Iraqi refugees in Kurdistan--'their tears have run dry'
"When one has lost all hope, one wishes to leave one's homeland. The majority do not wish to return to their homes. This is a bad sign for the future of Christianity in Iraq."
Father Andrzej Halemba heads the Middle East Section of international Catholic charity Aid to the Church in Need. Earlier this month, he visited the displaced Christians of Iraq: "It is the most tragic thing that I have ever experienced,” he said.
Do the Christians in Erbil there still have hope?
It is a very difficult situation. Without question, we are talking about genocide here. Genocide is not only when the people are killed, but also when the soul of a people is destroyed. And that is what is happening in Iraq now. It is the most tragic thing that I have ever experienced. I have seen people who have been deeply wounded in their soul. In the various crises in this world I have often seen people who have lost everything. But in Iraq there are Christians who have had to leave everything and take flight three or four times. They can see no light at the end of the tunnel.
They are all very traumatized. Normally in such situations it is the women who pull everything together. But in Kurdistan I have seen women who are staring into nothingness and have closed in on themselves. Their tears have run dry. It is something that I have never seen anywhere else. The men, by contrast, tend to aggressiveness. This has to do with the fact that they are no longer able to fulfil their previous role as the breadwinner and protector of their family. Now they have to beg for everything and they have no perspective.
Do you have the impression that the Christians wish to leave Iraq?
When one has lost all hope, one wishes to leave one’s homeland. The majority do not wish to return to their homes. This is a bad sign for the future of Christianity in Iraq. The Christians feel that in Iraq they have been betrayed and abandoned, and they want to get out. The Kurdish fighters who were supposed to defend the Christian areas against ISIS assured the Christians that they were safe. Then suddenly ISIS overran the Christian towns and villages. Often they could not even take a change of clothes with them.
That is a bitter feeling, to have nobody on whom one can depend. It reminds many Christians of the massacres in the Ottoman era, 100 years ago, when hundreds and hundreds of thousands of Christians were slaughtered.
According to the Church figures, more than 120,000 Christians are now homeless and stranded in Kurdish Iraq. Are they receiving the aid that they need?
The Christians are not being helped, either by the central Iraqi government or by the Kurdish regional government. So they feel like second-class citizens. This is not the least reason why they are so angry. The Christians are mainly left to their own devices. Naturally there is aid from outside. But the Christians can only come by it through their own efforts. We have true heroes of neighborly love in Iraq. Bishops, priests and members of religious orders, but also lay people, have done exemplary work on behalf of their fellow men and women

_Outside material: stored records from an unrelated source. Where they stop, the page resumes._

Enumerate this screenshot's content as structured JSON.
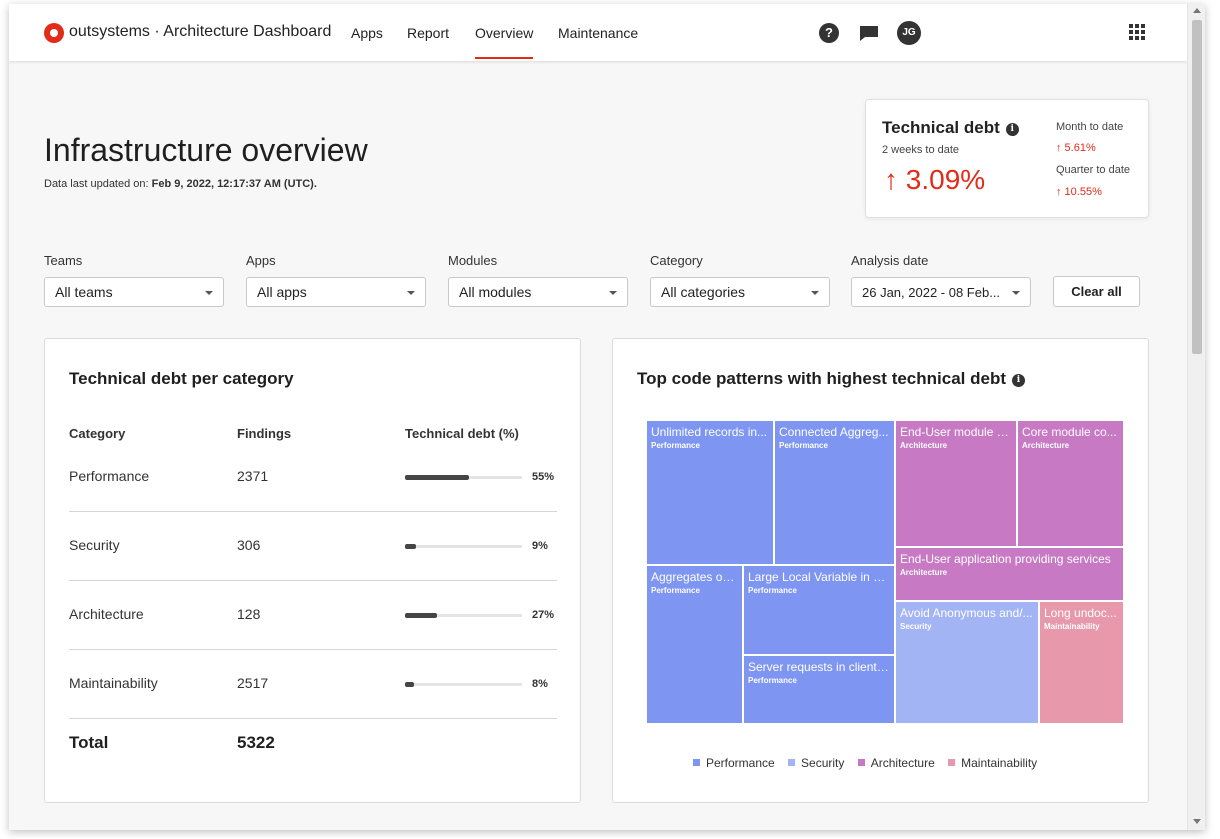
{
  "nav": {
    "brand": "outsystems",
    "app_name": "· Architecture Dashboard",
    "links": [
      "Apps",
      "Report",
      "Overview",
      "Maintenance"
    ],
    "help_glyph": "?",
    "avatar_initials": "JG",
    "icons": [
      "help-icon",
      "chat-icon",
      "avatar",
      "apps-grid-icon"
    ]
  },
  "header": {
    "title": "Infrastructure overview",
    "updated_prefix": "Data last updated on:",
    "updated_value": "Feb 9, 2022, 12:17:37 AM (UTC)."
  },
  "debt_card": {
    "title": "Technical debt",
    "info_glyph": "i",
    "period": "2 weeks to date",
    "value": "↑ 3.09%",
    "month_label": "Month to date",
    "month_value": "↑ 5.61%",
    "quarter_label": "Quarter to date",
    "quarter_value": "↑ 10.55%"
  },
  "filters": {
    "teams": {
      "label": "Teams",
      "value": "All teams"
    },
    "apps": {
      "label": "Apps",
      "value": "All apps"
    },
    "modules": {
      "label": "Modules",
      "value": "All modules"
    },
    "category": {
      "label": "Category",
      "value": "All categories"
    },
    "date": {
      "label": "Analysis date",
      "value": "26 Jan, 2022 - 08 Feb..."
    },
    "clear_label": "Clear all"
  },
  "category_table": {
    "title": "Technical debt per category",
    "columns": [
      "Category",
      "Findings",
      "Technical debt (%)"
    ],
    "rows": [
      {
        "category": "Performance",
        "findings": "2371",
        "pct": 55,
        "pct_label": "55%"
      },
      {
        "category": "Security",
        "findings": "306",
        "pct": 9,
        "pct_label": "9%"
      },
      {
        "category": "Architecture",
        "findings": "128",
        "pct": 27,
        "pct_label": "27%"
      },
      {
        "category": "Maintainability",
        "findings": "2517",
        "pct": 8,
        "pct_label": "8%"
      }
    ],
    "total_label": "Total",
    "total_value": "5322"
  },
  "treemap": {
    "title": "Top code patterns with highest technical debt",
    "info_glyph": "i",
    "colors": {
      "Performance": "#7e95f2",
      "Security": "#a3b4f5",
      "Architecture": "#c779c4",
      "Maintainability": "#e898ab"
    },
    "cells": [
      {
        "name": "Unlimited records in...",
        "category": "Performance"
      },
      {
        "name": "Connected Aggreg...",
        "category": "Performance"
      },
      {
        "name": "End-User module p...",
        "category": "Architecture"
      },
      {
        "name": "Core module co...",
        "category": "Architecture"
      },
      {
        "name": "End-User application providing services",
        "category": "Architecture"
      },
      {
        "name": "Aggregates or ...",
        "category": "Performance"
      },
      {
        "name": "Large Local Variable in Vi...",
        "category": "Performance"
      },
      {
        "name": "Server requests in client ...",
        "category": "Performance"
      },
      {
        "name": "Avoid Anonymous and/...",
        "category": "Security"
      },
      {
        "name": "Long undoc...",
        "category": "Maintainability"
      }
    ],
    "legend": [
      "Performance",
      "Security",
      "Architecture",
      "Maintainability"
    ]
  }
}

What is the greatest humanitarian challenge at the present time?
The coming winter is a huge challenge. It can get very cold in Kurdistan, and it can snow. The rains are already starting to come. There are efforts underway to re-house the people from tents into accommodation containers. But in my opinion the greatest challenge is the mentality of the people. Have they already decided to turn their backs on Iraq and the Middle East forever? This is where we must take action and give the people hope.
Above all, the people must once again believe in the future of their ancient and beautiful country. So the international community must work towards ensuring that the government in Baghdad is strengthened and incorporates all the religious and ethnic groups in the country. Only in this way can ISIS be ultimately defeated.
ACN photo; Father Halemba